Dear Family Whisperer: How Do I Deal With My MIL (Mother-in-Law)?

Dear Family Whisperer,

"How can I get my in-laws to mind their own business regarding my child-rearing philosophies?"

- Annoyed Daughter-in-law

In-laws! An age-old family dilemma. We don't marry them, but they go with the territory, for better or worse. At best, they're like parents (assuming you get along well with your parents!) At worst, you feel they're casting a watchful eye in your direction. Think Robert De Niro as Ben Stiller's suspicious and judgmental father-in-law in Meet the Fockers.

Parenting is a high-stakes occupation. If you're like most moms today, you're already self-conscious and stressed out. And then along comes this stranger, telling you what to do. She doesn't necessarily say it out loud, but you know she's thinking, That's not how I'd do it. Even if you mostly get along, the mere hint of disagreement can tap into your worst fear: I'm not doing this right.

Instead of worrying about your mother-in-law's judgment, focus on improving the relationship. The key to making and maintaining any relationship -- with our partners, our children or our "other significant others" (parents, siblings, in-laws) -- is to get "REAL."

REAL, which stands for Responsibility, Empathy, Authenticity, and Love, reminds you to....

1) Take responsibility. All relationships are the "co-creation" of two people. The connection between you and your MIL isn't just about her. You also bring something to the table. Figure out what it is. Then, try to slow yourself down and before you say or do anything, ask yourself, Is this going to better our relationship? If the answer is no, edit yourself.

2) Be empathetic. Step in her shoes; understand where she's coming from. You might discover kernels of truth and wisdom in your MIL's perspective. Also, show her that you want to connect. Researchers have also found that when you "accommodate" during conversation -- she leans in, and you do, too -- that can help diminish the "social distance" between you.

3) Be authentic. Talk about what matters to you and how you came to be who you are. In short, be a real person whom your MIL can get to know. You don't have to apologize for the way you parent. Just calmly state how you do things.

4) Lead with love. Give her the benefit of the doubt. Come from the wisest, most mature part of yourself -- the part that wants a good relationship. Also, cut her some slack. She "mothered" at a different time. Older generation parents often criticize what they don't understand.

As you get to know each other, you'll find common ground, and it won't feel like you're on opposite sides.
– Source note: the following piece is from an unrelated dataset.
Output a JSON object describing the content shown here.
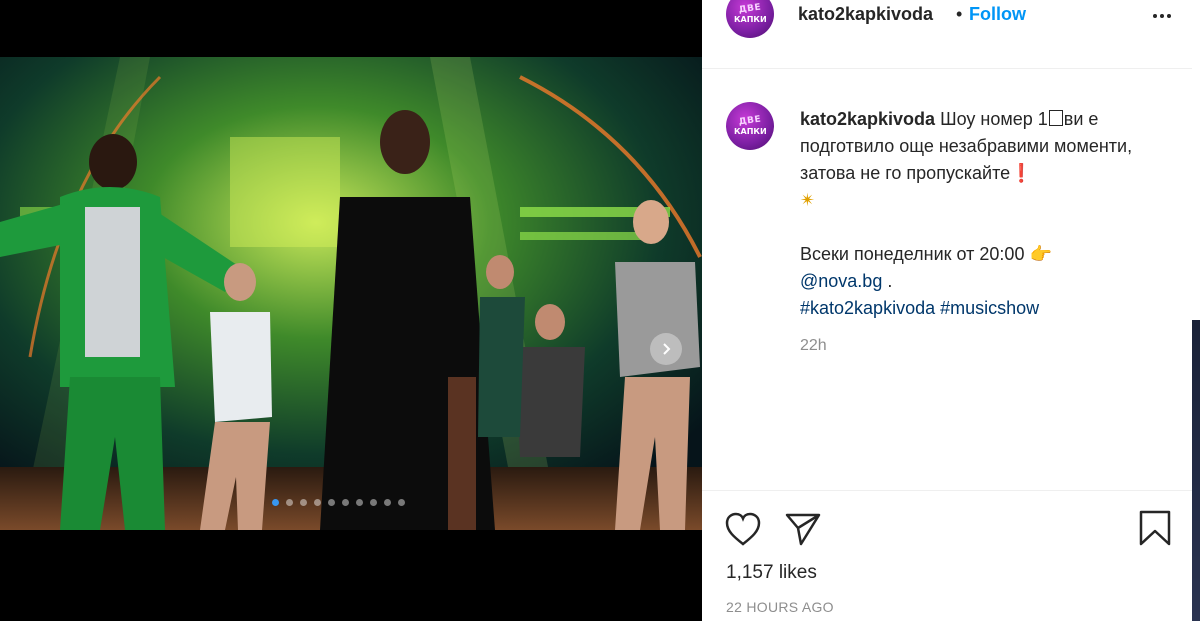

It will never be "perfect"--no relationship is. But if you work at the relationship, you just might learn from each other.

Have a family question for Melinda Blau? Tweet #DearFamilyWhisperer or email us at Check back next week to see if your question is featured here and on the Huffington Post! Real names will not be used, no topics off limits. Adults and children welcome. These columns are brief. You'll find more in FAMILY WHISPERING, co authored by Melinda and (the late) Tracy Hogg. Also check out the website: and follow @MelindaBlau.